- [Task instructions]:
Could you reproduce all of the following entries exactly?

_ _ _

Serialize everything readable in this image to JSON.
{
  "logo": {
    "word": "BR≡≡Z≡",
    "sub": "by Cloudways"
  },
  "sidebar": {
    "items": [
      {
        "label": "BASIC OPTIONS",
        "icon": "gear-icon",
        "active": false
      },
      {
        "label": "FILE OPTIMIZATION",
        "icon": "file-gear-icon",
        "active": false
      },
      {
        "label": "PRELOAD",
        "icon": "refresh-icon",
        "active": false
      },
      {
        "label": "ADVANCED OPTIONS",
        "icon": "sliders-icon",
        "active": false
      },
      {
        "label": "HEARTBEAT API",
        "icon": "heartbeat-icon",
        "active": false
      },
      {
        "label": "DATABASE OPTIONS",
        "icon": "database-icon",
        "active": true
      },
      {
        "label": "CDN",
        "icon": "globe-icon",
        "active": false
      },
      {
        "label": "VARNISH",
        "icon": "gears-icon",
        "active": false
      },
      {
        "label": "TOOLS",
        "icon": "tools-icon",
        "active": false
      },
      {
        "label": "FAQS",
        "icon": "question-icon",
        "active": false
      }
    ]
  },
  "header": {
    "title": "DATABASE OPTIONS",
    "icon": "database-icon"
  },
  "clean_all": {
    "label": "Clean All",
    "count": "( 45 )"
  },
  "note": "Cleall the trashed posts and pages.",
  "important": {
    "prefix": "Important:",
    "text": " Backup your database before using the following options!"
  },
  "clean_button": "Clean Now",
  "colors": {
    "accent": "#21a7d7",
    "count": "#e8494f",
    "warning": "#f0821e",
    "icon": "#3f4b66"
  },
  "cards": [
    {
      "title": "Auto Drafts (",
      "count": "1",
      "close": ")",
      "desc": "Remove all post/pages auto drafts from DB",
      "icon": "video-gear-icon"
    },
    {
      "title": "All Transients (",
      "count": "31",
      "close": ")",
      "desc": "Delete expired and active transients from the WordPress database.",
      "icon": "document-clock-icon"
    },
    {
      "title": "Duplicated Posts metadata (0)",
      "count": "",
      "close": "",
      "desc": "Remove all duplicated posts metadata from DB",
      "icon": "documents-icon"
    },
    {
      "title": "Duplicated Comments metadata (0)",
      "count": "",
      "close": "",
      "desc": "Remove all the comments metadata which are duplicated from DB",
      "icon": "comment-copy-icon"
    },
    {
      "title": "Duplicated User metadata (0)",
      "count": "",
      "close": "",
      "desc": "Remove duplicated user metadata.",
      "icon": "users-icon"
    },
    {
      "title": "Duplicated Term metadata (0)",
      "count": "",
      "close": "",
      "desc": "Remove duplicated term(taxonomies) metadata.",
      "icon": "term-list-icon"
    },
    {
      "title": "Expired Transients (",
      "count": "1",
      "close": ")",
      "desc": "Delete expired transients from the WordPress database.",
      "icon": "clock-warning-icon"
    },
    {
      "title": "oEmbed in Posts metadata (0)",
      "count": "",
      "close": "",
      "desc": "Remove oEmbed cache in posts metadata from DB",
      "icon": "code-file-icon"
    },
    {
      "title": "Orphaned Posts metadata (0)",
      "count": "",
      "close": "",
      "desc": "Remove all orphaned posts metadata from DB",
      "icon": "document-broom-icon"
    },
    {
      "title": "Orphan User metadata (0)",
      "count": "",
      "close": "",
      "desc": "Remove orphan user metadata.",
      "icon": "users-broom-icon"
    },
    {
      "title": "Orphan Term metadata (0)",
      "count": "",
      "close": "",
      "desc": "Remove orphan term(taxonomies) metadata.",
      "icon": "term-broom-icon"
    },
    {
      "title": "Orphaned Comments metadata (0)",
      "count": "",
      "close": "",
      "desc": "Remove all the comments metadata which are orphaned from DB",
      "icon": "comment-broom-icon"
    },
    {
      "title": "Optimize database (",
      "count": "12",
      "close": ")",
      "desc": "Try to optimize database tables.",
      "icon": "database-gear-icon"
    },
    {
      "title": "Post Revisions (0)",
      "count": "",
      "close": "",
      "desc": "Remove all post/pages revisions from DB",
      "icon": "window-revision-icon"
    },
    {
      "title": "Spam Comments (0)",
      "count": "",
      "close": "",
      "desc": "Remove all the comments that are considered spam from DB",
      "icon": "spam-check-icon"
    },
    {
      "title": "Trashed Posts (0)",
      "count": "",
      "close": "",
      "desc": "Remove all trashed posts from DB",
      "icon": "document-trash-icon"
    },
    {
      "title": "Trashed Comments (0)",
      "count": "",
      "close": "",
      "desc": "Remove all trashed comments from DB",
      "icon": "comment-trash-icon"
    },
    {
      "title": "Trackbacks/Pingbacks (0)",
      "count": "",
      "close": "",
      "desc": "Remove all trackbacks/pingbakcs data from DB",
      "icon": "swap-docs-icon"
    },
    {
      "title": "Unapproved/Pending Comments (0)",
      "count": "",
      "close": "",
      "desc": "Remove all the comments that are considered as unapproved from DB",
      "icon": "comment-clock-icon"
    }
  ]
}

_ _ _

- [Response to the task]:
Serialize everything readable in this image to JSON.
{
  "logo": {
    "word": "BR≡≡Z≡",
    "sub": "by Cloudways"
  },
  "sidebar": {
    "items": [
      {
        "label": "BASIC OPTIONS",
        "icon": "gear-icon",
        "active": false
      },
      {
        "label": "FILE OPTIMIZATION",
        "icon": "file-gear-icon",
        "active": false
      },
      {
        "label": "PRELOAD",
        "icon": "refresh-icon",
        "active": false
      },
      {
        "label": "ADVANCED OPTIONS",
        "icon": "sliders-icon",
        "active": false
      },
      {
        "label": "HEARTBEAT API",
        "icon": "heartbeat-icon",
        "active": false
      },
      {
        "label": "DATABASE OPTIONS",
        "icon": "database-icon",
        "active": true
      },
      {
        "label": "CDN",
        "icon": "globe-icon",
        "active": false
      },
      {
        "label": "VARNISH",
        "icon": "gears-icon",
        "active": false
      },
      {
        "label": "TOOLS",
        "icon": "tools-icon",
        "active": false
      },
      {
        "label": "FAQS",
        "icon": "question-icon",
        "active": false
      }
    ]
  },
  "header": {
    "title": "DATABASE OPTIONS",
    "icon": "database-icon"
  },
  "clean_all": {
    "label": "Clean All",
    "count": "( 45 )"
  },
  "note": "Cleall the trashed posts and pages.",
  "important": {
    "prefix": "Important:",
    "text": " Backup your database before using the following options!"
  },
  "clean_button": "Clean Now",
  "colors": {
    "accent": "#21a7d7",
    "count": "#e8494f",
    "warning": "#f0821e",
    "icon": "#3f4b66"
  },
  "cards": [
    {
      "title": "Auto Drafts (",
      "count": "1",
      "close": ")",
      "desc": "Remove all post/pages auto drafts from DB",
      "icon": "video-gear-icon"
    },
    {
      "title": "All Transients (",
      "count": "31",
      "close": ")",
      "desc": "Delete expired and active transients from the WordPress database.",
      "icon": "document-clock-icon"
    },
    {
      "title": "Duplicated Posts metadata (0)",
      "count": "",
      "close": "",
      "desc": "Remove all duplicated posts metadata from DB",
      "icon": "documents-icon"
    },
    {
      "title": "Duplicated Comments metadata (0)",
      "count": "",
      "close": "",
      "desc": "Remove all the comments metadata which are duplicated from DB",
      "icon": "comment-copy-icon"
    },
    {
      "title": "Duplicated User metadata (0)",
      "count": "",
      "close": "",
      "desc": "Remove duplicated user metadata.",
      "icon": "users-icon"
    },
    {
      "title": "Duplicated Term metadata (0)",
      "count": "",
      "close": "",
      "desc": "Remove duplicated term(taxonomies) metadata.",
      "icon": "term-list-icon"
    },
    {
      "title": "Expired Transients (",
      "count": "1",
      "close": ")",
      "desc": "Delete expired transients from the WordPress database.",
      "icon": "clock-warning-icon"
    },
    {
      "title": "oEmbed in Posts metadata (0)",
      "count": "",
      "close": "",
      "desc": "Remove oEmbed cache in posts metadata from DB",
      "icon": "code-file-icon"
    },
    {
      "title": "Orphaned Posts metadata (0)",
      "count": "",
      "close": "",
      "desc": "Remove all orphaned posts metadata from DB",
      "icon": "document-broom-icon"
    },
    {
      "title": "Orphan User metadata (0)",
      "count": "",
      "close": "",
      "desc": "Remove orphan user metadata.",
      "icon": "users-broom-icon"
    },
    {
      "title": "Orphan Term metadata (0)",
      "count": "",
      "close": "",
      "desc": "Remove orphan term(taxonomies) metadata.",
      "icon": "term-broom-icon"
    },
    {
      "title": "Orphaned Comments metadata (0)",
      "count": "",
      "close": "",
      "desc": "Remove all the comments metadata which are orphaned from DB",
      "icon": "comment-broom-icon"
    },
    {
      "title": "Optimize database (",
      "count": "12",
      "close": ")",
      "desc": "Try to optimize database tables.",
      "icon": "database-gear-icon"
    },
    {
      "title": "Post Revisions (0)",
      "count": "",
      "close": "",
      "desc": "Remove all post/pages revisions from DB",
      "icon": "window-revision-icon"
    },
    {
      "title": "Spam Comments (0)",
      "count": "",
      "close": "",
      "desc": "Remove all the comments that are considered spam from DB",
      "icon": "spam-check-icon"
    },
    {
      "title": "Trashed Posts (0)",
      "count": "",
      "close": "",
      "desc": "Remove all trashed posts from DB",
      "icon": "document-trash-icon"
    },
    {
      "title": "Trashed Comments (0)",
      "count": "",
      "close": "",
      "desc": "Remove all trashed comments from DB",
      "icon": "comment-trash-icon"
    },
    {
      "title": "Trackbacks/Pingbacks (0)",
      "count": "",
      "close": "",
      "desc": "Remove all trackbacks/pingbakcs data from DB",
      "icon": "swap-docs-icon"
    },
    {
      "title": "Unapproved/Pending Comments (0)",
      "count": "",
      "close": "",
      "desc": "Remove all the comments that are considered as unapproved from DB",
      "icon": "comment-clock-icon"
    }
  ]
}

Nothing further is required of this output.